BlackBerry is responsible for the new super secure version of the Samsung Galaxy Tab. Just when users thought that BlackBerry was so seven years ago, the company makes a comeback in a big way. Samsung and BlackBerry collaborated to create the SecuTABLET.
This tablet is based on the Samsung Galaxy Tab S 10.5, says the Street Insider. It runs the latest Android operating system, but what’s important about this tablet is that it is built specifically for world leaders and government agencies. It uses the same anti-surveillance technology that’s on the Secusmart Security Card’s encrypted voice and messaging used by German Chancellor Angela Markel.
BlackBerry is not the only brain behind this high-powered Samsung Galaxy Tab. IBM also jumped on the ship to help create this tablet. Stefan Hefter, IBM Germany spokesperson, explained what this Galaxy Tab can do for world leaders and government officials.
“Organizations deploying the SecuTABLET will be able to set policies controlling what apps can run on the devices, and whether those apps must be wrapped.
“The wrapping process – in which an app is downloaded from a public app store, bundled with additional libraries that encrypt its network traffic and intercept Android ‘intents’ for actions such as cutting or pasting data, then uploaded to a private app store – ensures that corporate data can be protected at rest, in motion and in use.
“For instance, it can prevent data from a secure email being copied and pasted into the Facebook app running on the same device – yet allow it to be pasted into a secure collaboration environment, or any other app forming part of the same ‘federation.'”
How secure is this version of the Samsung Galaxy Tab?
ZDNet contributor Sean Portnoy writes, “As proof of just how secure the SecuTABLET aims to be, the German Federal Office for Information Security is currently putting it through its certification process to grant it a classified-level security rating.”
Though this tablet is not yet on the market, it does cost more than most Android tablets on the market. Mashable says that this Samsung Galaxy Tab is well worth its weight in gold. The contributor writes that “for the global organization BlackBerry is targeting, safeguarding high-stakes data is often well worth the cost.”
The SecuTABLET, or the Samsung Galaxy Tab, can be used to secure sensitive information and can run everyday apps like Facebook and Twitter, says the Motley Fool. Of course, you would have to pay $2,380 to use it. That’s five times more than the Galaxy Tab S 10.5.
This isn’t the first time that BlackBerry dipped its toe in the tablet market. In 2011, the company launched the PlayBook to compete with Apple’s iPad, but the device failed miserably. It only sold 2.5 million tablets in the two years it was released. Apple’s iPad sold 90.7 million tablets in both 2011 and 2012. Making a secure version of the Samsung Galaxy Tab seems like a good idea for the struggling technology manufacturer.

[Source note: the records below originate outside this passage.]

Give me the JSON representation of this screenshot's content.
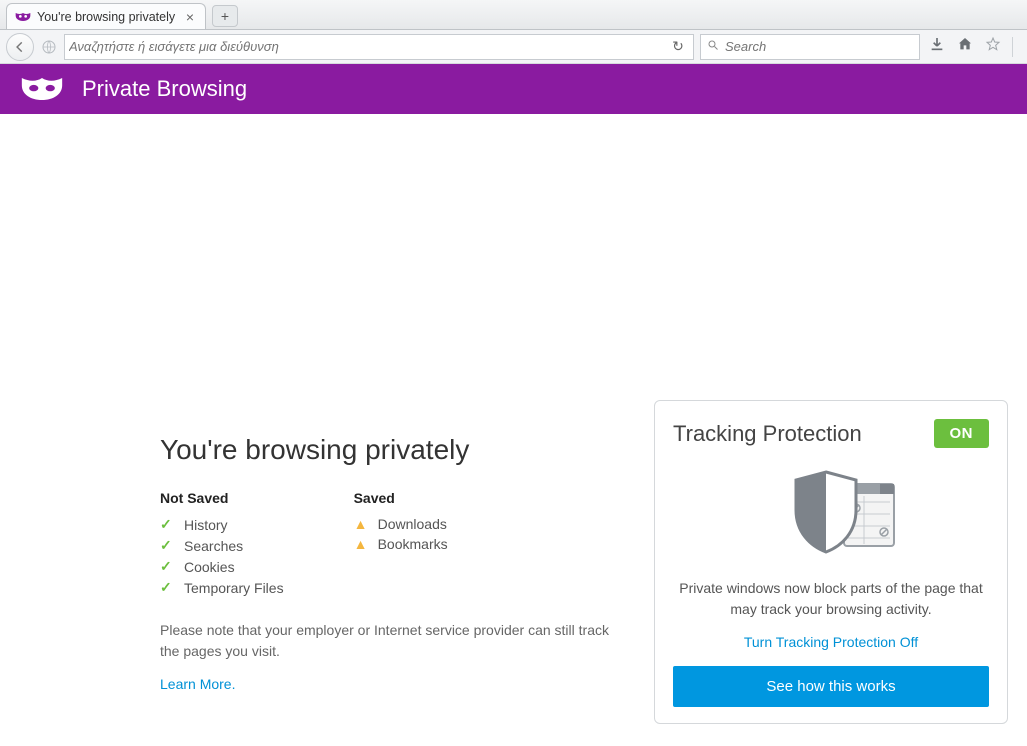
{
  "tab": {
    "title": "You're browsing privately"
  },
  "toolbar": {
    "url_placeholder": "Αναζητήστε ή εισάγετε μια διεύθυνση",
    "search_placeholder": "Search"
  },
  "banner": {
    "title": "Private Browsing"
  },
  "main": {
    "heading": "You're browsing privately",
    "not_saved_label": "Not Saved",
    "saved_label": "Saved",
    "not_saved_items": [
      "History",
      "Searches",
      "Cookies",
      "Temporary Files"
    ],
    "saved_items": [
      "Downloads",
      "Bookmarks"
    ],
    "note": "Please note that your employer or Internet service provider can still track the pages you visit.",
    "learn_more": "Learn More."
  },
  "card": {
    "title": "Tracking Protection",
    "badge": "ON",
    "description": "Private windows now block parts of the page that may track your browsing activity.",
    "turn_off": "Turn Tracking Protection Off",
    "button": "See how this works"
  }
}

BlackBerry said last Saturday that they’re currently awaiting on the security certification for its classified data from the German Federal Office for Information Security. The team plans to debut the Samsung Galaxy Tab, uh, the SecuTABLET, at the CeBIT 2015 event in Germany.